Items from an interface collection:
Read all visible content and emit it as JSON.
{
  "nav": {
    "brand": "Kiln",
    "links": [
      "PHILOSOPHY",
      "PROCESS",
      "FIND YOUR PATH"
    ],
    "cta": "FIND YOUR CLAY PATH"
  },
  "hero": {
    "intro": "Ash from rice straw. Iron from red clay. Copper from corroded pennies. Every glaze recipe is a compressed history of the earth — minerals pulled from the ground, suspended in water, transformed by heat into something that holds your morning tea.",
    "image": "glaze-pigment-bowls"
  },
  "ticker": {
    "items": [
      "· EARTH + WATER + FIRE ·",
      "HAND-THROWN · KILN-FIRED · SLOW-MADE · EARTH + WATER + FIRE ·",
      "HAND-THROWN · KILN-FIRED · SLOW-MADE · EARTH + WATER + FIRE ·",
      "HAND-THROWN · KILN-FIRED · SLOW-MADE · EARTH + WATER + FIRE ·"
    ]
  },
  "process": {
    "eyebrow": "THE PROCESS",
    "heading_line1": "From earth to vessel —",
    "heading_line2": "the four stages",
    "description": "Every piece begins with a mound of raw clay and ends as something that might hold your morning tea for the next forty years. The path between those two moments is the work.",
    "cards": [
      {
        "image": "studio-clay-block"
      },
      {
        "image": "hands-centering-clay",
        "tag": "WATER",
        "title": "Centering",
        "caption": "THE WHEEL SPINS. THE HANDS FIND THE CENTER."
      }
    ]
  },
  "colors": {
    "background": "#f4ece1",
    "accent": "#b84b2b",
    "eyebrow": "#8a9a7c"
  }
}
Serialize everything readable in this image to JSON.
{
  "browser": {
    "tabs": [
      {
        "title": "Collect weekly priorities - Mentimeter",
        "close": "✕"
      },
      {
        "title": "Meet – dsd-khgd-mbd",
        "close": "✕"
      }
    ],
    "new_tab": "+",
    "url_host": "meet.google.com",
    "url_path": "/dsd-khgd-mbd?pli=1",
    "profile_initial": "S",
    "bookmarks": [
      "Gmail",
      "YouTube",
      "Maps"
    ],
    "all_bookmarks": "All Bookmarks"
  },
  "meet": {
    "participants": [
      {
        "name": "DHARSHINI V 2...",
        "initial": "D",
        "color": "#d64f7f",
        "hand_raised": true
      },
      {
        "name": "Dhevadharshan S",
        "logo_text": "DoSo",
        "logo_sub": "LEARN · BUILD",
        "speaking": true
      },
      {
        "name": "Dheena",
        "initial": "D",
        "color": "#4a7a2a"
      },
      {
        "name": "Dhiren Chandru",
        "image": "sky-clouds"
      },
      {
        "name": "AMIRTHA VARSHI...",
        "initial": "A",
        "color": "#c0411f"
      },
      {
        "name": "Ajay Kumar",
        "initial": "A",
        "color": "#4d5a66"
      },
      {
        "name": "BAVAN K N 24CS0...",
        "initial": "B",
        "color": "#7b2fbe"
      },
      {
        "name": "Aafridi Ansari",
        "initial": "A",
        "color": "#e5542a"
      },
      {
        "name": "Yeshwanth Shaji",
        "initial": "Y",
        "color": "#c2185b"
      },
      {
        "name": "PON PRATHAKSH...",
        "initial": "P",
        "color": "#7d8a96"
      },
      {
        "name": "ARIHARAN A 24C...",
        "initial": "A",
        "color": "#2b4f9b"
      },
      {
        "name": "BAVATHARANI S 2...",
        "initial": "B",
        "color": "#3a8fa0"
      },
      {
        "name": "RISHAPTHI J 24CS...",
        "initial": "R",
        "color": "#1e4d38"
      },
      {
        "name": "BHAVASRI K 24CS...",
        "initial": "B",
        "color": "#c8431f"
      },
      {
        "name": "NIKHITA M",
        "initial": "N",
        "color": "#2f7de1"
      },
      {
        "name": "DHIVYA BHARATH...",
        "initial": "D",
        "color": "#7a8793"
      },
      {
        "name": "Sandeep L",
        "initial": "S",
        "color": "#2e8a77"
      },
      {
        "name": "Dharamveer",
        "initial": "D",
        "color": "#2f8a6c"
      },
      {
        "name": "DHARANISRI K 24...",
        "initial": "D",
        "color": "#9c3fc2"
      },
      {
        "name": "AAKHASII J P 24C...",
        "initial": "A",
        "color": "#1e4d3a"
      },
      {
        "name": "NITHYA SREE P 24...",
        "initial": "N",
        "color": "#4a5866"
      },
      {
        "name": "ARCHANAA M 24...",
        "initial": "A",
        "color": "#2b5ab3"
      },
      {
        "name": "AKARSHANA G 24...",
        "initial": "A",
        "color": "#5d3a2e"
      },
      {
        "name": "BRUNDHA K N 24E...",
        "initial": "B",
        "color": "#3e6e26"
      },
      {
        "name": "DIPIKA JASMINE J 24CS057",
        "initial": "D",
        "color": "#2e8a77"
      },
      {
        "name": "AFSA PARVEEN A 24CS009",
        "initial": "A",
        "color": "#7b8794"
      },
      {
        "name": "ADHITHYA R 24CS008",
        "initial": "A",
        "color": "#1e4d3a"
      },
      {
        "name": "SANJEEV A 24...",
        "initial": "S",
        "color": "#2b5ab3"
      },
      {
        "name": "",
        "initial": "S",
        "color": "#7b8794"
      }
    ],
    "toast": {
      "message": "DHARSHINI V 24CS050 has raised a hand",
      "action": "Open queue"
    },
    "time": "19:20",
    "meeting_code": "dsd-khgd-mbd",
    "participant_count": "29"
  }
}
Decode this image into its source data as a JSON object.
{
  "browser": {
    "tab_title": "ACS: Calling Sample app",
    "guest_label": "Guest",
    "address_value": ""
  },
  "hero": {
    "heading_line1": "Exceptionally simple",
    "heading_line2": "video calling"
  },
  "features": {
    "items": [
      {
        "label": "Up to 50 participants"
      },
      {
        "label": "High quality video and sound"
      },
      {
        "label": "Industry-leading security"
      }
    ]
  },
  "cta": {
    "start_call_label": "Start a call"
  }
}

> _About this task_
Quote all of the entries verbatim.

> _Task solution_
Read all visible content and emit it as JSON.
{
  "nav": {
    "brand": "Kiln",
    "links": [
      "PHILOSOPHY",
      "PROCESS",
      "FIND YOUR PATH"
    ],
    "cta": "FIND YOUR CLAY PATH"
  },
  "hero": {
    "intro": "Ash from rice straw. Iron from red clay. Copper from corroded pennies. Every glaze recipe is a compressed history of the earth — minerals pulled from the ground, suspended in water, transformed by heat into something that holds your morning tea.",
    "image": "glaze-pigment-bowls"
  },
  "ticker": {
    "items": [
      "· EARTH + WATER + FIRE ·",
      "HAND-THROWN · KILN-FIRED · SLOW-MADE · EARTH + WATER + FIRE ·",
      "HAND-THROWN · KILN-FIRED · SLOW-MADE · EARTH + WATER + FIRE ·",
      "HAND-THROWN · KILN-FIRED · SLOW-MADE · EARTH + WATER + FIRE ·"
    ]
  },
  "process": {
    "eyebrow": "THE PROCESS",
    "heading_line1": "From earth to vessel —",
    "heading_line2": "the four stages",
    "description": "Every piece begins with a mound of raw clay and ends as something that might hold your morning tea for the next forty years. The path between those two moments is the work.",
    "cards": [
      {
        "image": "studio-clay-block"
      },
      {
        "image": "hands-centering-clay",
        "tag": "WATER",
        "title": "Centering",
        "caption": "THE WHEEL SPINS. THE HANDS FIND THE CENTER."
      }
    ]
  },
  "colors": {
    "background": "#f4ece1",
    "accent": "#b84b2b",
    "eyebrow": "#8a9a7c"
  }
}
Serialize everything readable in this image to JSON.
{
  "browser": {
    "tabs": [
      {
        "title": "Collect weekly priorities - Mentimeter",
        "close": "✕"
      },
      {
        "title": "Meet – dsd-khgd-mbd",
        "close": "✕"
      }
    ],
    "new_tab": "+",
    "url_host": "meet.google.com",
    "url_path": "/dsd-khgd-mbd?pli=1",
    "profile_initial": "S",
    "bookmarks": [
      "Gmail",
      "YouTube",
      "Maps"
    ],
    "all_bookmarks": "All Bookmarks"
  },
  "meet": {
    "participants": [
      {
        "name": "DHARSHINI V 2...",
        "initial": "D",
        "color": "#d64f7f",
        "hand_raised": true
      },
      {
        "name": "Dhevadharshan S",
        "logo_text": "DoSo",
        "logo_sub": "LEARN · BUILD",
        "speaking": true
      },
      {
        "name": "Dheena",
        "initial": "D",
        "color": "#4a7a2a"
      },
      {
        "name": "Dhiren Chandru",
        "image": "sky-clouds"
      },
      {
        "name": "AMIRTHA VARSHI...",
        "initial": "A",
        "color": "#c0411f"
      },
      {
        "name": "Ajay Kumar",
        "initial": "A",
        "color": "#4d5a66"
      },
      {
        "name": "BAVAN K N 24CS0...",
        "initial": "B",
        "color": "#7b2fbe"
      },
      {
        "name": "Aafridi Ansari",
        "initial": "A",
        "color": "#e5542a"
      },
      {
        "name": "Yeshwanth Shaji",
        "initial": "Y",
        "color": "#c2185b"
      },
      {
        "name": "PON PRATHAKSH...",
        "initial": "P",
        "color": "#7d8a96"
      },
      {
        "name": "ARIHARAN A 24C...",
        "initial": "A",
        "color": "#2b4f9b"
      },
      {
        "name": "BAVATHARANI S 2...",
        "initial": "B",
        "color": "#3a8fa0"
      },
      {
        "name": "RISHAPTHI J 24CS...",
        "initial": "R",
        "color": "#1e4d38"
      },
      {
        "name": "BHAVASRI K 24CS...",
        "initial": "B",
        "color": "#c8431f"
      },
      {
        "name": "NIKHITA M",
        "initial": "N",
        "color": "#2f7de1"
      },
      {
        "name": "DHIVYA BHARATH...",
        "initial": "D",
        "color": "#7a8793"
      },
      {
        "name": "Sandeep L",
        "initial": "S",
        "color": "#2e8a77"
      },
      {
        "name": "Dharamveer",
        "initial": "D",
        "color": "#2f8a6c"
      },
      {
        "name": "DHARANISRI K 24...",
        "initial": "D",
        "color": "#9c3fc2"
      },
      {
        "name": "AAKHASII J P 24C...",
        "initial": "A",
        "color": "#1e4d3a"
      },
      {
        "name": "NITHYA SREE P 24...",
        "initial": "N",
        "color": "#4a5866"
      },
      {
        "name": "ARCHANAA M 24...",
        "initial": "A",
        "color": "#2b5ab3"
      },
      {
        "name": "AKARSHANA G 24...",
        "initial": "A",
        "color": "#5d3a2e"
      },
      {
        "name": "BRUNDHA K N 24E...",
        "initial": "B",
        "color": "#3e6e26"
      },
      {
        "name": "DIPIKA JASMINE J 24CS057",
        "initial": "D",
        "color": "#2e8a77"
      },
      {
        "name": "AFSA PARVEEN A 24CS009",
        "initial": "A",
        "color": "#7b8794"
      },
      {
        "name": "ADHITHYA R 24CS008",
        "initial": "A",
        "color": "#1e4d3a"
      },
      {
        "name": "SANJEEV A 24...",
        "initial": "S",
        "color": "#2b5ab3"
      },
      {
        "name": "",
        "initial": "S",
        "color": "#7b8794"
      }
    ],
    "toast": {
      "message": "DHARSHINI V 24CS050 has raised a hand",
      "action": "Open queue"
    },
    "time": "19:20",
    "meeting_code": "dsd-khgd-mbd",
    "participant_count": "29"
  }
}
Decode this image into its source data as a JSON object.
{
  "browser": {
    "tab_title": "ACS: Calling Sample app",
    "guest_label": "Guest",
    "address_value": ""
  },
  "hero": {
    "heading_line1": "Exceptionally simple",
    "heading_line2": "video calling"
  },
  "features": {
    "items": [
      {
        "label": "Up to 50 participants"
      },
      {
        "label": "High quality video and sound"
      },
      {
        "label": "Industry-leading security"
      }
    ]
  },
  "cta": {
    "start_call_label": "Start a call"
  }
}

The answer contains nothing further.